As Ann Pettifor’s book was published, it was both amusing and perhaps a reflection of current times that one of the most complete and effective reviews of the Production of Money: How to Break the Power of the Bankers was in Vogue. The following are some thoughts on the economic system and some observations on Ann Pettifor’s book, which is well worth a read. It is succinct and readable, but still requires some thought and concentration.
My interest in economics has grown considerably over the last couple of years. This was prompted by a more robust anti-austerity line taken by the Labour Party on the election of Jeremy Corbyn in 2015. Like many people, I understood a nation’s economics as much like my own income and expenditure, that it was an exercise in balancing the books. So my initial question was how can a political party be serious about anti-austerity, if the books have to be balanced?

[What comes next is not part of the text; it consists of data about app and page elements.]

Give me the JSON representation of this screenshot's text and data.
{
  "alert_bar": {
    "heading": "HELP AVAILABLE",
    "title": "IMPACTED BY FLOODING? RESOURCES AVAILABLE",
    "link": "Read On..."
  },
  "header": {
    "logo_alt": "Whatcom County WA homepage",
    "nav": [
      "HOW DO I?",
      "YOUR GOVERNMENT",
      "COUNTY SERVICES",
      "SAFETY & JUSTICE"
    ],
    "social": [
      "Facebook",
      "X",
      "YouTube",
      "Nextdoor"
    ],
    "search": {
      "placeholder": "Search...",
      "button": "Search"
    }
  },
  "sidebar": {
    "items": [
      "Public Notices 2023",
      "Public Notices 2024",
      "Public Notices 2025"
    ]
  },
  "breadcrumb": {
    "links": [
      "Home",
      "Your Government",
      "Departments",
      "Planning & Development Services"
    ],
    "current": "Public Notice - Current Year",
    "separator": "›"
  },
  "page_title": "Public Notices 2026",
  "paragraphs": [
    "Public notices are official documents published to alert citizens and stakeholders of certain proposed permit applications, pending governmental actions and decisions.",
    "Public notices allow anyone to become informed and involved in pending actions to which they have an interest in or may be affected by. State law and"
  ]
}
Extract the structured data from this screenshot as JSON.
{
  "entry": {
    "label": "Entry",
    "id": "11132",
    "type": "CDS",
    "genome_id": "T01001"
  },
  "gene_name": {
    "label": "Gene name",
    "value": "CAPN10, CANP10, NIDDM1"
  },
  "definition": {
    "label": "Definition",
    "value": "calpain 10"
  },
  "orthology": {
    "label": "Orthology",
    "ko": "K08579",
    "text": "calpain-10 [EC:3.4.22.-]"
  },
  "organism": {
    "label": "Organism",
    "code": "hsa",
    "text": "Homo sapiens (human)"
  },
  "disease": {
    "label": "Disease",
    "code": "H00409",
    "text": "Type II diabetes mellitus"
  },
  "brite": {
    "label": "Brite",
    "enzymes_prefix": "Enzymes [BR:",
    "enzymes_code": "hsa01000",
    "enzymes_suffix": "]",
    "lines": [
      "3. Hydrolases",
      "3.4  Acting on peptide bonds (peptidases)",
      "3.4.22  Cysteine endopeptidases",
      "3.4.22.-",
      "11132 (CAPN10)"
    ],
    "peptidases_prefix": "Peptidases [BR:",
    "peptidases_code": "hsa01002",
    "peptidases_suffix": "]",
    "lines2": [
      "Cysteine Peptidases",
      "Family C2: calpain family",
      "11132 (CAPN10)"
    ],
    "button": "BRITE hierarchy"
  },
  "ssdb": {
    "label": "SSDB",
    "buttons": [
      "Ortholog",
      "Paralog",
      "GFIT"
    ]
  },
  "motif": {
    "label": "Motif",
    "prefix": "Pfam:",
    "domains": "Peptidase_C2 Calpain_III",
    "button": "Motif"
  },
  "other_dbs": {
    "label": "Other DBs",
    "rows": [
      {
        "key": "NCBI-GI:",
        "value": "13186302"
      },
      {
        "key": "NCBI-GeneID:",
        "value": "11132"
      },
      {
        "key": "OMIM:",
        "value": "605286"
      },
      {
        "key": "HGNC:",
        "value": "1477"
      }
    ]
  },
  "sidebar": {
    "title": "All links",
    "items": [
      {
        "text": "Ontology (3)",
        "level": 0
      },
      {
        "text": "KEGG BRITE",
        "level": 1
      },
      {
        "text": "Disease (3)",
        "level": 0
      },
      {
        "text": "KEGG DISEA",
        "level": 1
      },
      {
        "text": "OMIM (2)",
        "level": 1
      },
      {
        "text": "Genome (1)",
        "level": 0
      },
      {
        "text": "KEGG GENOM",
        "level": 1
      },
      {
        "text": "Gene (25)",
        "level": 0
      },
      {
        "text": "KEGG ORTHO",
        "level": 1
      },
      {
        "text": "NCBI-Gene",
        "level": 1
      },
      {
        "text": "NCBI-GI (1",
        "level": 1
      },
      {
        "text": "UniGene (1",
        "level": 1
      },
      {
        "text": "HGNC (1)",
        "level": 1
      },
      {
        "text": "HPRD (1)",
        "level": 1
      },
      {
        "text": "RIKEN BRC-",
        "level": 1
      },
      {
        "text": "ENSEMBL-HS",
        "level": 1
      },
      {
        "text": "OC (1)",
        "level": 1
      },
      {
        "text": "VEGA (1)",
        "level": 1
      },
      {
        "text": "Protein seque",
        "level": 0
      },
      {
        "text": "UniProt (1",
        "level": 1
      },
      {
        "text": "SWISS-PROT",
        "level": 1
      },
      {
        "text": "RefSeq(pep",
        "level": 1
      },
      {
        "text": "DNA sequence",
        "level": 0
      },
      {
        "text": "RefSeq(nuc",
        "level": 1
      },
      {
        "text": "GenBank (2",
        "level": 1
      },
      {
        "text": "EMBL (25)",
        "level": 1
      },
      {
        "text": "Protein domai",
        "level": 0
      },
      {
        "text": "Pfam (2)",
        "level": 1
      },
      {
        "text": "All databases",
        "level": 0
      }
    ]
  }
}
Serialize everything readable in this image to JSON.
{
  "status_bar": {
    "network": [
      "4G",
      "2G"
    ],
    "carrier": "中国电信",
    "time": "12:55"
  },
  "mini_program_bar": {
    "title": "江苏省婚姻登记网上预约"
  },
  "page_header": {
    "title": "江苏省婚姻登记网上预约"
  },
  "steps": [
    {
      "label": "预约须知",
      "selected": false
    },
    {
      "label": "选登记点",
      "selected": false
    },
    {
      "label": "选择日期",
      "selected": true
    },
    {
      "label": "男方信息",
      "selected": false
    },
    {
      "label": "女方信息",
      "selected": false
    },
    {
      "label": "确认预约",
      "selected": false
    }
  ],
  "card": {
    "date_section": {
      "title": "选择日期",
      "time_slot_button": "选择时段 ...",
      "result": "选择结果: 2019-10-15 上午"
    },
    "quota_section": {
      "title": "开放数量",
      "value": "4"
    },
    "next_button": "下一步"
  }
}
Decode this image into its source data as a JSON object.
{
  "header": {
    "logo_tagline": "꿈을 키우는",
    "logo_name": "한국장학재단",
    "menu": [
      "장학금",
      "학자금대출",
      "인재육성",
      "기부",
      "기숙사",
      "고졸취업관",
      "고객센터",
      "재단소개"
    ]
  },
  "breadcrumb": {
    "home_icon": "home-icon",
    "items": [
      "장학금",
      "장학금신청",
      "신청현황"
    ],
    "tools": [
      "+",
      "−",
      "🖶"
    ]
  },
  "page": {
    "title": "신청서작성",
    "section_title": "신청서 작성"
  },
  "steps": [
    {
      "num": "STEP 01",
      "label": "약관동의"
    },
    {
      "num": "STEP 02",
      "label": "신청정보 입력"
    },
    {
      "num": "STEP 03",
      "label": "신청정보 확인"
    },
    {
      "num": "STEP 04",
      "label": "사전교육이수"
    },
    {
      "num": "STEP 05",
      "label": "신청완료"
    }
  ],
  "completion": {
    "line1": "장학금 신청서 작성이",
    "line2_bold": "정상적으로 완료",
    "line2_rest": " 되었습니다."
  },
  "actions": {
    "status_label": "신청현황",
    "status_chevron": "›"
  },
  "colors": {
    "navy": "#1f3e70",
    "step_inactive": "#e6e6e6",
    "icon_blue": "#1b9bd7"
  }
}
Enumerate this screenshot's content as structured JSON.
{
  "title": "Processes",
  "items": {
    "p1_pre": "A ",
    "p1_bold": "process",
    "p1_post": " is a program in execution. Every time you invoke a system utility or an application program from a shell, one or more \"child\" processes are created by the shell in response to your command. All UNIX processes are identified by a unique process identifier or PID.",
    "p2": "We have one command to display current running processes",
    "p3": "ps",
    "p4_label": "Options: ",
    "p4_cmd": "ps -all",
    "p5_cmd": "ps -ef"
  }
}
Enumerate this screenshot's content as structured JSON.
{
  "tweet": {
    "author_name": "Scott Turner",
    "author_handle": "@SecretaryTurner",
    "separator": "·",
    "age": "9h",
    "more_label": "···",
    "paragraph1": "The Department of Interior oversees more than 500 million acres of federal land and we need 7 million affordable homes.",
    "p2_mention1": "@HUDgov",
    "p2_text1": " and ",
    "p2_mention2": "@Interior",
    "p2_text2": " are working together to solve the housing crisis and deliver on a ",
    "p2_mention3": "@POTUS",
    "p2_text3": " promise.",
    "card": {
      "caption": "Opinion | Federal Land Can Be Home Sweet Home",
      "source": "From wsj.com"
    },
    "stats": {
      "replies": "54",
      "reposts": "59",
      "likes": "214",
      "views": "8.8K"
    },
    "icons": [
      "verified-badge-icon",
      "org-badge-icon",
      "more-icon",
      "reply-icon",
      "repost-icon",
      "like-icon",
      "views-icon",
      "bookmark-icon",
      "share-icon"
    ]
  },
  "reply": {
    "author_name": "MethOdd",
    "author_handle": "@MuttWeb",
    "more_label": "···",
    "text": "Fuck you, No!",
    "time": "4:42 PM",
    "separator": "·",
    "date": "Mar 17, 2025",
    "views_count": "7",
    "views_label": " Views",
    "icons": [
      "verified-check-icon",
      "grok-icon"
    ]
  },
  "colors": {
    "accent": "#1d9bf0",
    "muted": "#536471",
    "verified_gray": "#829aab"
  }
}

It has been a slow process of research and revelation as I have begun to understand that the way a nation’s economy works is not like a household budget. The point Yanis Varoufakis makes was a pivotal point in my own learning. He makes a very simple assertion, that in a household, business or with personal finance, income and expenditure are independent of one another. While across a nation’s economy all incomes must equal expenditure. For every buyer there is a seller. He explains in the following video.
This kind of made sense at the time, but I did not feel secure in my belief in it. I was motivated to investigate it since it represented what might be a plausible alternative explanation of the functioning of the economy. Still, it did not stop me speculating on the implications for school spending, based on the assumption that if we reduce government spending then we also reduce government income. I wrote about it here:
My understanding was quite limited at this time, the suggestions that I was making were based on the ideas that government should spend more as it would be positive for the economy. But I was still unsure about how things worked. While the things I said at the time were not entirely wrong, they were naive.
I spent last year thinking about the economy, trying to understand the implications of Varoufakis’s suggestion that income and expenditure across the whole economy are equal. And trying to assure myself that this is indeed the case.
An interesting proof is illustrated by Stephanie Kelton. She models an economy with, say, just two people in it. Transactions will only take place between those two people and therefore, across that society, all spending must equal all incomes. Now if we increase the population to three, still total spending must equal incomes. If we continue increasing the population then this fact holds true, for each income there is an expenditure.
Having read several books on economics now , it is interesting to follow this up with Pettifor’s book. She considers where money comes from and the role of credit and interest.
In the UK currency is introduced into the economy through public spending. This is true of all national economies. To illustrate this Ann Pettifor recounts the explanation Ben Bernanke gave to journalists as to how the US Federal Reserve Bank (the Fed) bailed out the insurance company AIG during the Global Financial Crisis in 2007 – 2009. Journalist, Scott Pelley from CBS’s 60 minutes, asked Bernanke, Governor of the FED, about the $85 billion bailout, “is it taxpayers’ money?” “No”, replied Bernanke and went on to explain how the Fed had simply credited the account of AIG. It had electronically created $85 billion in AIG’s account.
The source of all currency in nation states is credit, whether it be the Fed, (in the UK, The Bank of England) or in commercial banks, money is created through credit. The dollar or pound is an IOU. When governments spend money they credit the accounts of those supplying goods or providing services. This is the means by which currency enters our economic system, by creating IOUs.
It is often assumed that money is the thing with value, that it is a commodity. Ann Pettifor explicitly debunks this, money is created in order to facilitate trade and exchange. The commodity view of money is that it exchange and trade creates money. Pettifor convincingly demonstrates that the only source of currency is through credit via the central banks or through commercial banks. The important thing is that a government with its own national currency does not have to have assets in order to create currency, just as Bernanke explained above.
Pettifor’s main claim is that in a well-managed economy, “there need never be a shortage of money for society’s most urgent projects” (p. 22). If credit creation both by central and commercial banks “does not evolve into mountains of unpayable debt” then the monetary system can provide all the finance society needs. If on the other hand, by implementing austerity, we hamper growth and force private sector borrowing at high interest rates, this only benefits those in society who have the assets to invest in lucrative private finance.
Government has the power to spend, since it can create currency, which has value because it has the backing of the taxpayer; because people pay taxes currency has value.
The UK government’s decision to cut spending on health and education is not justified.
The implications for educators and teachers is that we need to better understand how the economy works and how money works. The phrase used by Jeremy Corbyn and Shadow Chancellor of the Exchequer, John McDonnell, “Austerity is a political choice and not an economic necessity” is based on an understanding of how money works in the economy. On the other hand, phrases like “fixing the roof while the sun is shining”, “tightening our belts” and “leaving huge debts for our grandchildren” are not. They are myths created by those who have the backing of the exploitative 1 per cent.
We cannot go on simply working more hours in response to political choices. We have to get educated and demand alternatives.